• **Work instruction**:
Where a picture appears, leave it out, and print the rest of the records as they are.
╔══
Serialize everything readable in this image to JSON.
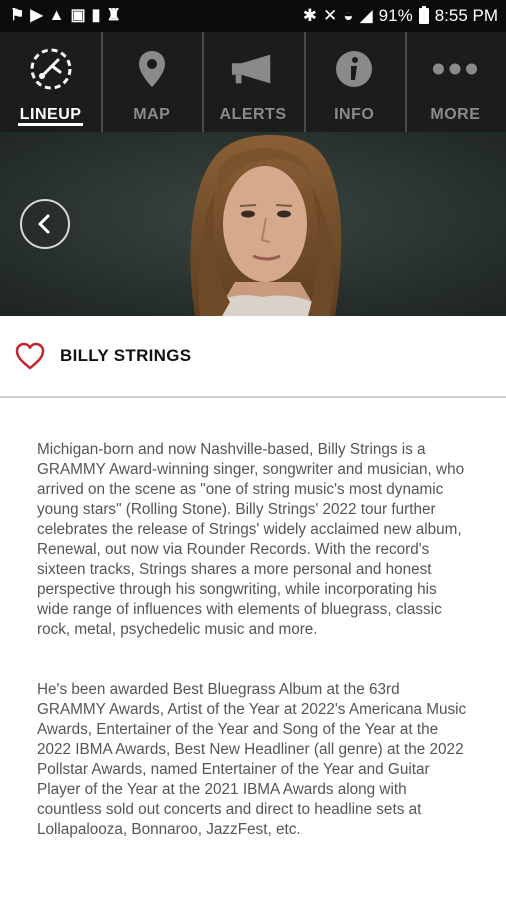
{
  "status_bar": {
    "left_icons": [
      "notification-icon",
      "play-icon",
      "warning-icon",
      "calendar-icon",
      "notification-icon",
      "alert-icon"
    ],
    "battery": "91%",
    "time": "8:55 PM"
  },
  "nav": {
    "tabs": [
      {
        "label": "LINEUP",
        "icon": "lineup-icon",
        "active": true
      },
      {
        "label": "MAP",
        "icon": "map-pin-icon",
        "active": false
      },
      {
        "label": "ALERTS",
        "icon": "megaphone-icon",
        "active": false
      },
      {
        "label": "INFO",
        "icon": "info-icon",
        "active": false
      },
      {
        "label": "MORE",
        "icon": "more-icon",
        "active": false
      }
    ]
  },
  "artist": {
    "name": "BILLY STRINGS",
    "favorite_icon": "heart-icon",
    "bio": [
      "Michigan-born and now Nashville-based, Billy Strings is a GRAMMY Award-winning singer, songwriter and musician, who arrived on the scene as \"one of string music's most dynamic young stars\" (Rolling Stone). Billy Strings' 2022 tour further celebrates the release of Strings' widely acclaimed new album, Renewal, out now via Rounder Records. With the record's sixteen tracks, Strings shares a more personal and honest perspective through his songwriting, while incorporating his wide range of influences with elements of bluegrass, classic rock, metal, psychedelic music and more.",
      "He's been awarded Best Bluegrass Album at the 63rd GRAMMY Awards, Artist of the Year at 2022's Americana Music Awards, Entertainer of the Year and Song of the Year at the 2022 IBMA Awards, Best New Headliner (all genre) at the 2022 Pollstar Awards, named Entertainer of the Year and Guitar Player of the Year at the 2021 IBMA Awards along with countless sold out concerts and direct to headline sets at Lollapalooza, Bonnaroo, JazzFest, etc."
    ]
  },
  "colors": {
    "nav_bg": "#1c1c1c",
    "nav_active": "#ffffff",
    "nav_inactive": "#8a8a8a",
    "heart": "#c0272d",
    "body_text": "#555555"
  }
}
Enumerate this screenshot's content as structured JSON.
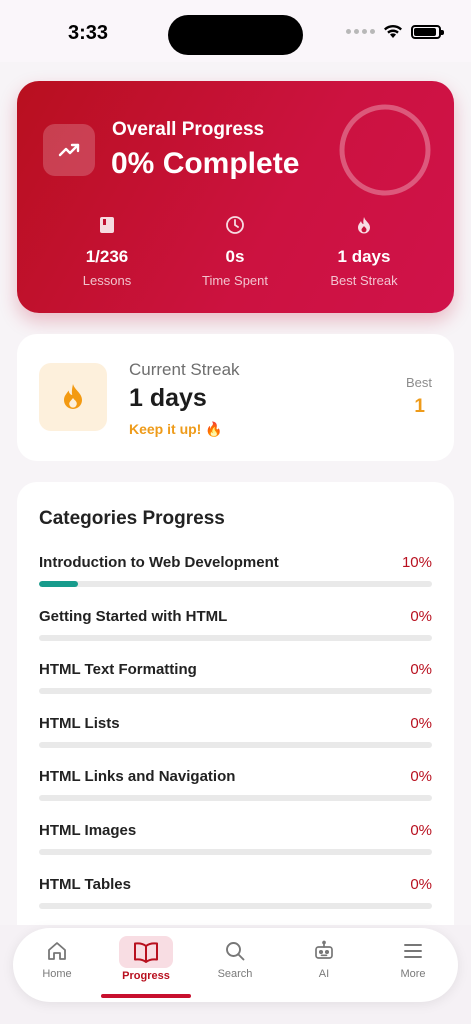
{
  "status_bar": {
    "time": "3:33"
  },
  "overall": {
    "title": "Overall Progress",
    "percent_text": "0% Complete",
    "progress_fraction": 0.0,
    "stats": [
      {
        "icon": "book-icon",
        "value": "1/236",
        "label": "Lessons"
      },
      {
        "icon": "clock-icon",
        "value": "0s",
        "label": "Time Spent"
      },
      {
        "icon": "flame-icon",
        "value": "1 days",
        "label": "Best Streak"
      }
    ]
  },
  "streak": {
    "label": "Current Streak",
    "value": "1 days",
    "message": "Keep it up! 🔥",
    "best_label": "Best",
    "best_value": "1"
  },
  "categories": {
    "title": "Categories Progress",
    "items": [
      {
        "name": "Introduction to Web Development",
        "percent": "10%",
        "fraction": 0.1
      },
      {
        "name": "Getting Started with HTML",
        "percent": "0%",
        "fraction": 0
      },
      {
        "name": "HTML Text Formatting",
        "percent": "0%",
        "fraction": 0
      },
      {
        "name": "HTML Lists",
        "percent": "0%",
        "fraction": 0
      },
      {
        "name": "HTML Links and Navigation",
        "percent": "0%",
        "fraction": 0
      },
      {
        "name": "HTML Images",
        "percent": "0%",
        "fraction": 0
      },
      {
        "name": "HTML Tables",
        "percent": "0%",
        "fraction": 0
      }
    ]
  },
  "nav": {
    "items": [
      {
        "label": "Home",
        "icon": "home-icon"
      },
      {
        "label": "Progress",
        "icon": "open-book-icon",
        "active": true
      },
      {
        "label": "Search",
        "icon": "search-icon"
      },
      {
        "label": "AI",
        "icon": "robot-icon"
      },
      {
        "label": "More",
        "icon": "menu-icon"
      }
    ]
  },
  "colors": {
    "primary": "#c8102e",
    "accent_orange": "#ee9b1a",
    "progress_teal": "#179b8c"
  }
}
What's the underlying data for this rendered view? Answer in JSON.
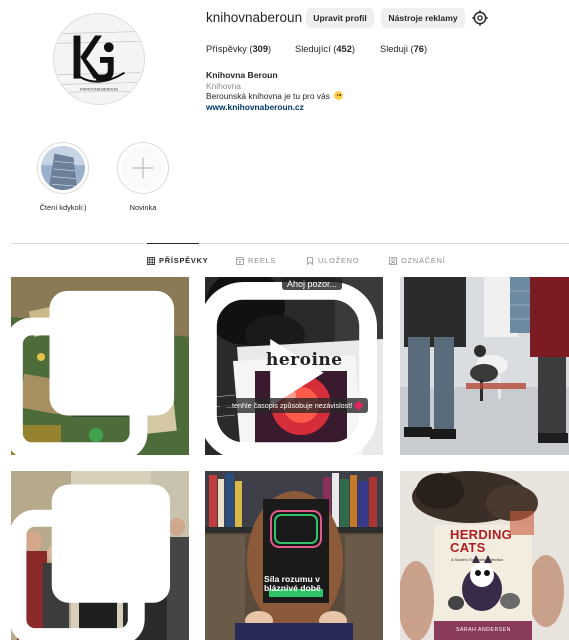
{
  "profile": {
    "username": "knihovnaberoun",
    "edit_button": "Upravit profil",
    "ads_button": "Nástroje reklamy",
    "stats": {
      "posts_label": "Příspěvky",
      "posts_count": "309",
      "followers_label": "Sledující",
      "followers_count": "452",
      "following_label": "Sleduji",
      "following_count": "76"
    },
    "bio": {
      "name": "Knihovna Beroun",
      "category": "Knihovna",
      "text": "Berounská knihovna je tu pro vás",
      "link": "www.knihovnaberoun.cz"
    }
  },
  "highlights": [
    {
      "label": "Čtení kdykoli:)"
    },
    {
      "label": "Novinka"
    }
  ],
  "tabs": [
    {
      "label": "PŘÍSPĚVKY",
      "active": true
    },
    {
      "label": "REELS",
      "active": false
    },
    {
      "label": "ULOŽENO",
      "active": false
    },
    {
      "label": "OZNAČENÍ",
      "active": false
    }
  ],
  "posts": {
    "p2_top_text": "Ahoj pozor...",
    "p2_magazine": "heroine",
    "p2_caption": "...tenhle časopis způsobuje nezávislost!",
    "p5_book_title": "Síla rozumu v bláznivé době",
    "p6_book_title_line1": "HERDING",
    "p6_book_title_line2": "CATS",
    "p6_subtitle": "A Sarah's Scribbles collection",
    "p6_author": "SARAH ANDERSEN"
  },
  "colors": {
    "link": "#00376b",
    "muted": "#8e8e8e",
    "button_bg": "#efefef"
  }
}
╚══
• **Task solution**:
Serialize everything readable in this image to JSON.
{
  "status_bar": {
    "left_icons": [
      "notification-icon",
      "play-icon",
      "warning-icon",
      "calendar-icon",
      "notification-icon",
      "alert-icon"
    ],
    "battery": "91%",
    "time": "8:55 PM"
  },
  "nav": {
    "tabs": [
      {
        "label": "LINEUP",
        "icon": "lineup-icon",
        "active": true
      },
      {
        "label": "MAP",
        "icon": "map-pin-icon",
        "active": false
      },
      {
        "label": "ALERTS",
        "icon": "megaphone-icon",
        "active": false
      },
      {
        "label": "INFO",
        "icon": "info-icon",
        "active": false
      },
      {
        "label": "MORE",
        "icon": "more-icon",
        "active": false
      }
    ]
  },
  "artist": {
    "name": "BILLY STRINGS",
    "favorite_icon": "heart-icon",
    "bio": [
      "Michigan-born and now Nashville-based, Billy Strings is a GRAMMY Award-winning singer, songwriter and musician, who arrived on the scene as \"one of string music's most dynamic young stars\" (Rolling Stone). Billy Strings' 2022 tour further celebrates the release of Strings' widely acclaimed new album, Renewal, out now via Rounder Records. With the record's sixteen tracks, Strings shares a more personal and honest perspective through his songwriting, while incorporating his wide range of influences with elements of bluegrass, classic rock, metal, psychedelic music and more.",
      "He's been awarded Best Bluegrass Album at the 63rd GRAMMY Awards, Artist of the Year at 2022's Americana Music Awards, Entertainer of the Year and Song of the Year at the 2022 IBMA Awards, Best New Headliner (all genre) at the 2022 Pollstar Awards, named Entertainer of the Year and Guitar Player of the Year at the 2021 IBMA Awards along with countless sold out concerts and direct to headline sets at Lollapalooza, Bonnaroo, JazzFest, etc."
    ]
  },
  "colors": {
    "nav_bg": "#1c1c1c",
    "nav_active": "#ffffff",
    "nav_inactive": "#8a8a8a",
    "heart": "#c0272d",
    "body_text": "#555555"
  }
}
Enumerate this screenshot's content as structured JSON.
{
  "status_bar": {
    "time": "3:33"
  },
  "overall": {
    "title": "Overall Progress",
    "percent_text": "0% Complete",
    "progress_fraction": 0.0,
    "stats": [
      {
        "icon": "book-icon",
        "value": "1/236",
        "label": "Lessons"
      },
      {
        "icon": "clock-icon",
        "value": "0s",
        "label": "Time Spent"
      },
      {
        "icon": "flame-icon",
        "value": "1 days",
        "label": "Best Streak"
      }
    ]
  },
  "streak": {
    "label": "Current Streak",
    "value": "1 days",
    "message": "Keep it up! 🔥",
    "best_label": "Best",
    "best_value": "1"
  },
  "categories": {
    "title": "Categories Progress",
    "items": [
      {
        "name": "Introduction to Web Development",
        "percent": "10%",
        "fraction": 0.1
      },
      {
        "name": "Getting Started with HTML",
        "percent": "0%",
        "fraction": 0
      },
      {
        "name": "HTML Text Formatting",
        "percent": "0%",
        "fraction": 0
      },
      {
        "name": "HTML Lists",
        "percent": "0%",
        "fraction": 0
      },
      {
        "name": "HTML Links and Navigation",
        "percent": "0%",
        "fraction": 0
      },
      {
        "name": "HTML Images",
        "percent": "0%",
        "fraction": 0
      },
      {
        "name": "HTML Tables",
        "percent": "0%",
        "fraction": 0
      }
    ]
  },
  "nav": {
    "items": [
      {
        "label": "Home",
        "icon": "home-icon"
      },
      {
        "label": "Progress",
        "icon": "open-book-icon",
        "active": true
      },
      {
        "label": "Search",
        "icon": "search-icon"
      },
      {
        "label": "AI",
        "icon": "robot-icon"
      },
      {
        "label": "More",
        "icon": "menu-icon"
      }
    ]
  },
  "colors": {
    "primary": "#c8102e",
    "accent_orange": "#ee9b1a",
    "progress_teal": "#179b8c"
  }
}
What's the underlying data for this rendered view? Answer in JSON.
{
  "profile": {
    "username": "knihovnaberoun",
    "edit_button": "Upravit profil",
    "ads_button": "Nástroje reklamy",
    "stats": {
      "posts_label": "Příspěvky",
      "posts_count": "309",
      "followers_label": "Sledující",
      "followers_count": "452",
      "following_label": "Sleduji",
      "following_count": "76"
    },
    "bio": {
      "name": "Knihovna Beroun",
      "category": "Knihovna",
      "text": "Berounská knihovna je tu pro vás",
      "link": "www.knihovnaberoun.cz"
    }
  },
  "highlights": [
    {
      "label": "Čtení kdykoli:)"
    },
    {
      "label": "Novinka"
    }
  ],
  "tabs": [
    {
      "label": "PŘÍSPĚVKY",
      "active": true
    },
    {
      "label": "REELS",
      "active": false
    },
    {
      "label": "ULOŽENO",
      "active": false
    },
    {
      "label": "OZNAČENÍ",
      "active": false
    }
  ],
  "posts": {
    "p2_top_text": "Ahoj pozor...",
    "p2_magazine": "heroine",
    "p2_caption": "...tenhle časopis způsobuje nezávislost!",
    "p5_book_title": "Síla rozumu v bláznivé době",
    "p6_book_title_line1": "HERDING",
    "p6_book_title_line2": "CATS",
    "p6_subtitle": "A Sarah's Scribbles collection",
    "p6_author": "SARAH ANDERSEN"
  },
  "colors": {
    "link": "#00376b",
    "muted": "#8e8e8e",
    "button_bg": "#efefef"
  }
}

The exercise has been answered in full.